HUAI’AN – China’s industry is one of the main motors that propels its meteoric growth. Contemporary production plants, however, are rarely associated with architecture, save for the relatively genteel business of European furniture-making. However, the first project by Álvaro Siza and Carlos Castanheira in China, an administration building for the vast Shihlien Chemical Plant in Huai’an, breaks this mould and marries the raw, sublime structures of industry with the elegance of architecture.
Located 400-km north-west of Shanghai, the plant processes locally-mined salt into ammonium chloride and soda ash – a crucial ingredient in glassmaking. Utmost care has been taken to ensure that the factory complies with international environmental standards and the invitation of the world-renowned Portugese architect – who received the Pritzker Architecture Prize in 1992 – shows the investors’ commitment toward social commitment and responsibility.
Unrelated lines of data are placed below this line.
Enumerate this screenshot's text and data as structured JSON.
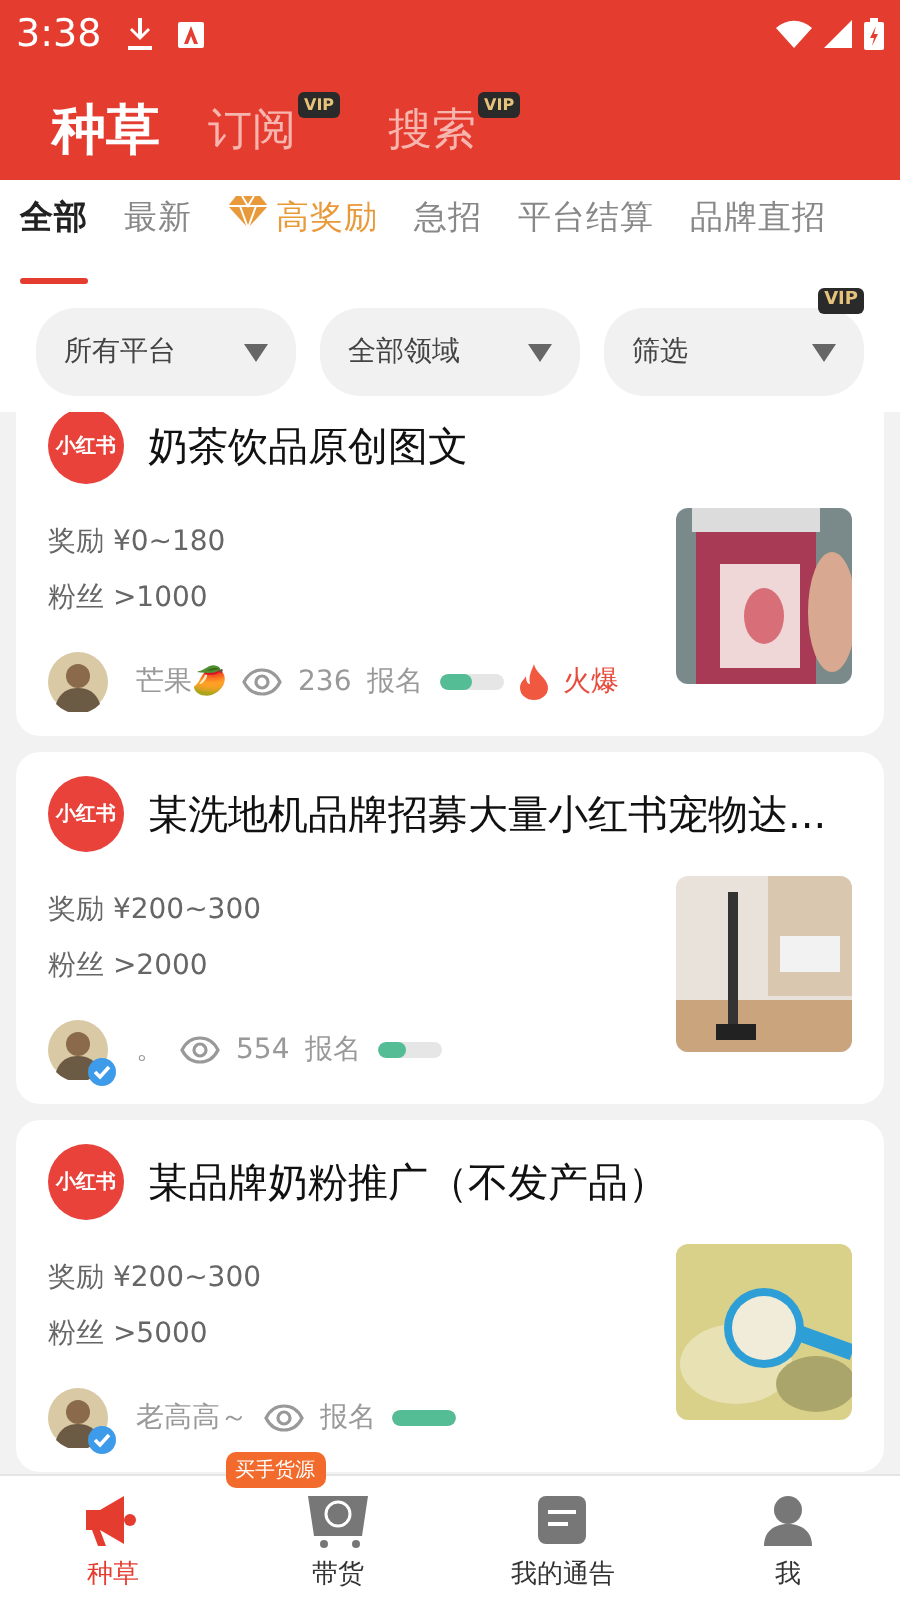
{
  "status_bar": {
    "time": "3:38"
  },
  "header_tabs": [
    {
      "label": "种草",
      "selected": true
    },
    {
      "label": "订阅",
      "selected": false,
      "badge": "VIP"
    },
    {
      "label": "搜索",
      "selected": false,
      "badge": "VIP"
    }
  ],
  "categories": [
    {
      "label": "全部",
      "selected": true,
      "kind": "plain"
    },
    {
      "label": "最新",
      "selected": false,
      "kind": "plain"
    },
    {
      "label": "高奖励",
      "selected": false,
      "kind": "premium"
    },
    {
      "label": "急招",
      "selected": false,
      "kind": "plain"
    },
    {
      "label": "平台结算",
      "selected": false,
      "kind": "plain"
    },
    {
      "label": "品牌直招",
      "selected": false,
      "kind": "plain"
    }
  ],
  "filters": [
    {
      "label": "所有平台"
    },
    {
      "label": "全部领域"
    },
    {
      "label": "筛选",
      "badge": "VIP"
    }
  ],
  "cards": [
    {
      "platform": "小红书",
      "title": "奶茶饮品原创图文",
      "reward": "奖励 ¥0~180",
      "fans": "粉丝 >1000",
      "author": "芒果🥭",
      "verified": false,
      "views": "236",
      "signup_label": "报名",
      "level": 0.5,
      "hot": "火爆"
    },
    {
      "platform": "小红书",
      "title": "某洗地机品牌招募大量小红书宠物达...",
      "reward": "奖励 ¥200~300",
      "fans": "粉丝 >2000",
      "author": "。",
      "verified": true,
      "views": "554",
      "signup_label": "报名",
      "level": 0.45
    },
    {
      "platform": "小红书",
      "title": "某品牌奶粉推广（不发产品）",
      "reward": "奖励 ¥200~300",
      "fans": "粉丝 >5000",
      "author": "老高高～",
      "verified": true,
      "signup_label": "报名",
      "level": 1
    }
  ],
  "bottom_nav": [
    {
      "label": "种草",
      "selected": true,
      "kind": "megaphone"
    },
    {
      "label": "带货",
      "selected": false,
      "kind": "cart",
      "badge": "买手货源"
    },
    {
      "label": "我的通告",
      "selected": false,
      "kind": "doc"
    },
    {
      "label": "我",
      "selected": false,
      "kind": "person"
    }
  ]
}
The graceful, meandering, white concrete structure appears to glide on the surface of the 100,000-sq-m reservoir, which serves to supply the manufacturing plant with water. The fluid form of the administrative building creates a stark contrast with the traditionally overpowering forms of industry beyond. The lower level of the building houses offices, meeting rooms, an employee restaurant and an auditorium, while the upper level contains VIP and executive spaces that overlook the complex. In addition, two footbridges create shortcuts across the building.